Beirut: The Syrian army on Tuesday accused rebels in besieged east Aleppo of possessing food stores and told them to distribute rations to alleviate shortages, one week into renewed air strikes and bombardment of the area.
The existence of such food stocks could not be verified. On Friday the United Nations said aid supplies had run out in east Aleppo. The UN has not been able to access the rebel-held sector since early July.
"The general command of the armed forces calls upon militants in the neighbourhoods of east Aleppo to open ration warehouses and distribute food to those that need it," an army statement said.
UN humanitarian spokesman Jens Laerke told Reuters it was unclear whose warehouses the army was referring to.
Zakaria Malahifji, a politburo member of the Fastaqim rebel group which is active in Aleppo, said there were no warehouses full of food.
"People are searching for bread. (The army) is saying these things to appear like they care for people," Malahifji said.
Malahifji and another witness in Aleppo told Reuters that civilians protested last week outside a building said to belong to the city council for opposition-held Aleppo, thinking there were food stocks inside.
The city council could not immediately be reached for comment.
Around 250,000 people in Aleppo's opposition-controlled eastern neighbourhoods have been under effective siege since the army, aided by militias and Russian jets, cut off the last road into rebel districts in early July.
A renewed assault began last Tuesday after a weeks-long pause in air strikes and shelling inside east Aleppo, although battles and air strikes did continue along the city's front lines and in the surrounding countryside.
In another statement, the army told rebels to clear mines from crossings into the government-held western sector designated by the Syrian and Russian militaries as humanitarian corridors, and to let civilians who want to leave do so.
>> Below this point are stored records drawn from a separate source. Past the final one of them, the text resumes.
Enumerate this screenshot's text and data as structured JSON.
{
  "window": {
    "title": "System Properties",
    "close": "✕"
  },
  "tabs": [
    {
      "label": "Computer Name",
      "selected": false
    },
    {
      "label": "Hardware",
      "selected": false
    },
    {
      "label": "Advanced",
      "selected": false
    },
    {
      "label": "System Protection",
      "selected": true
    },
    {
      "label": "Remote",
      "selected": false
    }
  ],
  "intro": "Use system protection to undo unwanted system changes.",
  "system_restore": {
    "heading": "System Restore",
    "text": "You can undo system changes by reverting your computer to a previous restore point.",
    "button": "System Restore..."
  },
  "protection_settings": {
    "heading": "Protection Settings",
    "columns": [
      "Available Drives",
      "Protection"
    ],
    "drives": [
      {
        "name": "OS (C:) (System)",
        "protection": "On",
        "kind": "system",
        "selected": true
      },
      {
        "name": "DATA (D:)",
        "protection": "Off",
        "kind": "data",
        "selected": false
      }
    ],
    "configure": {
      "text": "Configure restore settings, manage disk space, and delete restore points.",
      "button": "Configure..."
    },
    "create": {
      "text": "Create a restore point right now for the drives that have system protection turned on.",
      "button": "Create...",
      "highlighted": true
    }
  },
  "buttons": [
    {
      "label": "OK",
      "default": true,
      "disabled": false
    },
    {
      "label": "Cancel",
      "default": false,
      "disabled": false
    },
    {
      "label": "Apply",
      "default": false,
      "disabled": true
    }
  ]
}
The siege and intense bombardment of east Aleppo have created a dire humanitarian crisis, aggravated by frequent air strikes on hospitals. Medicines, food and fuel are severely depleted.
All eight of east Aleppo's hospitals have either been put out of action or reduced to a barely functioning level in the past week, UN agencies have said.
"The situation in eastern Aleppo is really so horrendous, I mean it's beyond words... Despite the occasional let-up, overall the picture is horrendous," UN human rights spokesman Rupert Colville said on Tuesday.
The Syrian government has said rebels are stopping residents from leaving. Rebel groups and residents of east Aleppo say people are scared to use the corridors for fear of snipers, bombs or arrest.
Many are also worried that if they leave they will never be allowed to return, so instead they want aid to be allowed in.
At least 141 civilians, including 18 children, have been killed over the past week of renewed bombardment on the eastern half of Aleppo, the Syrian Observatory for Human Rights said on Tuesday.
The Britain-based war monitor said it had documented hundreds of injuries as a result of Russian and Syrian air strikes and shelling by government forces and its allies on the besieged eastern half of the divided city.
The monitor said there were another 87 deaths of rebel fighters and people of unknown identity in the eastern sector.
The Observatory also documented 16 civilian deaths, including 10 children, and dozens of injuries as a result of rebel shelling of government-held west Aleppo.
"It's absolutely heart-breaking and unacceptable that we all are witnessing what is happening almost on direct television, directly transmitted, what may amount to war crimes in east Aleppo," Laerke said at a UN briefing on Tuesday.
The UN has been trying to get all parties to the conflict to agree to a humanitarian relief plan that allows medical workers, medical supplies and food into eastern Aleppo and enables the evacuation of the sick and wounded.
The UN has said rebel groups have agreed in principle to the plan, but it is still waiting for an official green light from Russia.
"We need the political actors and the military commanders on the ground to allow this plan to proceed," Laerke said.